The Future of Web Data Scraping
While there is still some uncertainty about the legality of web scraping, we can be certain that it is legal in and of itself. This is significant news for both individuals and businesses. With the vast amount of data available on the internet, there is a tremendous amount of information from which to get any valuable insights on its own. Thankfully, several online scrapers have been developed that can clean up the required data and remove unwanted white noise. Companies can benefit greatly by scraping popular sites such as Reddit, Twitter, Facebook, and especially LinkedIn, as discussed in this blog.
Use Cases of Web Scraping
The ordinary Person interested in learning more about web scraping will most likely be able to get by with free web scraping APIs that can only acquire limited amounts of data. Scraping food review websites like Yelp or Burpple to find the best chicken and waffles in your country, or scraping social media platforms like Reddit and Twitter to conduct the necessary analysis to decide your next stock market investment are some side projects to consider if you’re interested in picking up web scraping.
Apart from restaurant review sites and social media platforms, LinkedIn appears to be the most useful platform for B2B enterprises to scrape information from. There are a variety of paid LinkedIn data scraping services available, depending on the amount of data you require. This page contains a detailed list of the top 5 LinkedIn scraping services. This gives you a better idea of what these different organizations have to offer and allows you to pick the service that is most suited to your company’s demands.
Businesses can use the data offered by scraping services for a variety of purposes:
Keeping the present database up to date
Fill up the gaps in your current database with up-to-date information.
Lead generation for business-to-business (B2B) sales

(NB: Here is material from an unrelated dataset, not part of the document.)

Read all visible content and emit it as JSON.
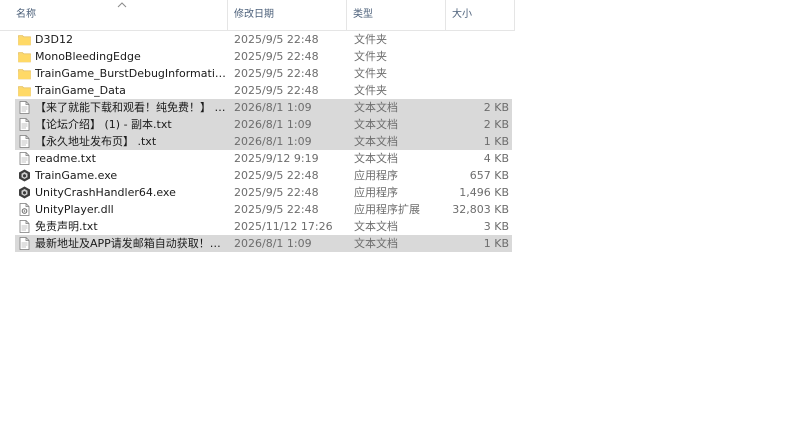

URL/email discovery on LinkedIn
Market and industry trends can be predicted using corporate data.
Enhances ATS and recruitment platform hiring.
Venture capitalists (investors)
Determine which companies are performing well by charting their performance.
Find out how their alumni are distributed depending on region, industry, or companies, and then change the data.
Working with iWeb Scraping
We do LinkedIn scraping legally at iWeb Scraping, using data that is openly and publicly available on LinkedIn. This implies that we gather the information that is open to the public. We automate this process for you and collect this information into understandable files such as excel and json, as opposed to manually scanning LinkedIn for people and company profiles. You can trust that when you utilize our services, you will receive data that is both secure and helpful to your company.
We can confidently say that many forms of web scraping are not regarded unlawful by the courts and are permitted until the legality of web scraping is clarified. Web scraping is an important aspect of the big data revolution, allowing millions of companies around the world to improve their business strategies. With online scraping becoming increasingly common, the variety of privacy and contractual issues that come with it are becoming more complicated. This could be a stumbling hurdle for web scraping corporations as well as end-users.
You can contact iWeb Scraping, to find out more from our representatives.
Originally published at https://www.iwebscraping.com.